Although the bill’s particulars haven’t been disclosed yet, sources indicate that every co-owned building with a valid building and partition permit will need to form a management committee. This mandate will be effective irrespective of the building’s certification status, its registration with the land department, or the issuance of Title Deeds for individual segments.
The new directives will aim to mitigate challenges posed by owners reluctant to contribute to shared expenses. Key highlights include:
- Compulsory maintenance of shared buildings by the management committee, emphasizing health and safety.
- Management committees will have the authority to shoulder expenses for communal area maintenance, especially when certain owners default.
- Introduction of administrative penalties and further legal actions against defaulters, with management committees having the ability to both initiate and face lawsuits.
- Creation of a supervisory body to ensure adherence to the new rules. This entity will oversee the registration of shared buildings, the enlistment of management committees, and maintain a comprehensive record of these buildings and their respective committees.
- The Department of Lands and Surveys will now focus solely on matters concerning the occupancy and registration of co-owned properties.
The revised law is projected to address the challenges experienced by roughly 30,000 shared buildings, amounting to an approximate total of 200,000 individual units.
Over the last two decades, the most recurring challenge with co-owned buildings has been the non-settlement of communal charges.
While the new regulations will address this concern, it’s imperative not to burden compliant owners with the liabilities of defaulters. Such a move risks prompting a chain reaction, with many questioning, “If others aren’t contributing, why should I?” This cascading effect could culminate in complete non-payment, leading committees to step down and buildings to deteriorate.
There’s a recognized need for management committees to institute a ‘reserve fund’ for unplanned repairs and maintenance activities. Despite past rulings in Paphos and Famagusta that deemed additional contributions unnecessary when communal funds were surplus, current laws don’t support the creation of such a fund. Although there are existing solutions, as outlined in the piece “Communal Fees – Reserve Fund”, this provision is vital for the upcoming legislation.
It’s essential to ensure that management committees uphold transparency. Practices such as unofficially engaging acquaintances for building upkeep and potentially misappropriating funds should be strictly prohibited. The proposed law should necessitate annual financial reviews of communal expenses, conducted either by certified auditors or, for smaller budgets, by independent unit holders not affiliated with the management committee.
Leveraging Expert Legal Services in the Cyprus Property Landscape
While the newly revised regulations for shared building ownership promise to streamline and improve the co-owned buildings sector in Cyprus, navigating the legal intricacies can still be a daunting task.
With a rich history of expertise in Cyprus property transactions, we have the knowledge, experience, and tools necessary to ensure your property endeavors are smooth and compliant.
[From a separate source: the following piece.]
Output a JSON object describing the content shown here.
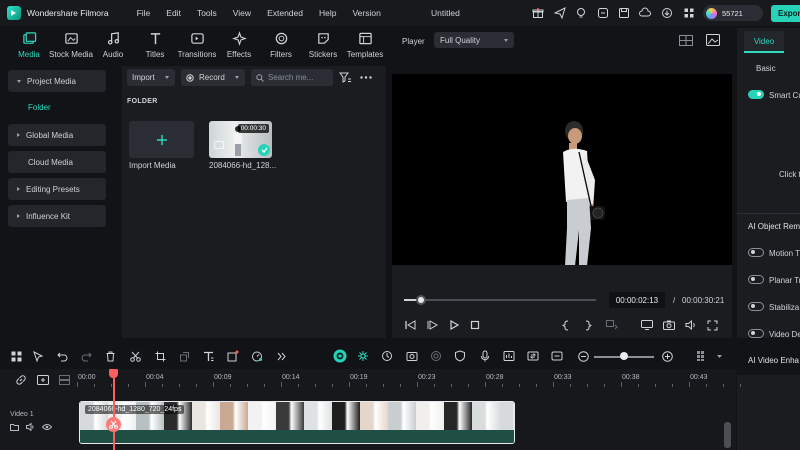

Whether it’s understanding the responsibilities of a management committee, the nuances of communal fees, or the intricacies of shared building expenses, our team is equipped to provide you with comprehensive legal assistance.
Contact us today to discuss your needs and learn how we can help you navigate the Cyprus property market with confidence and ease.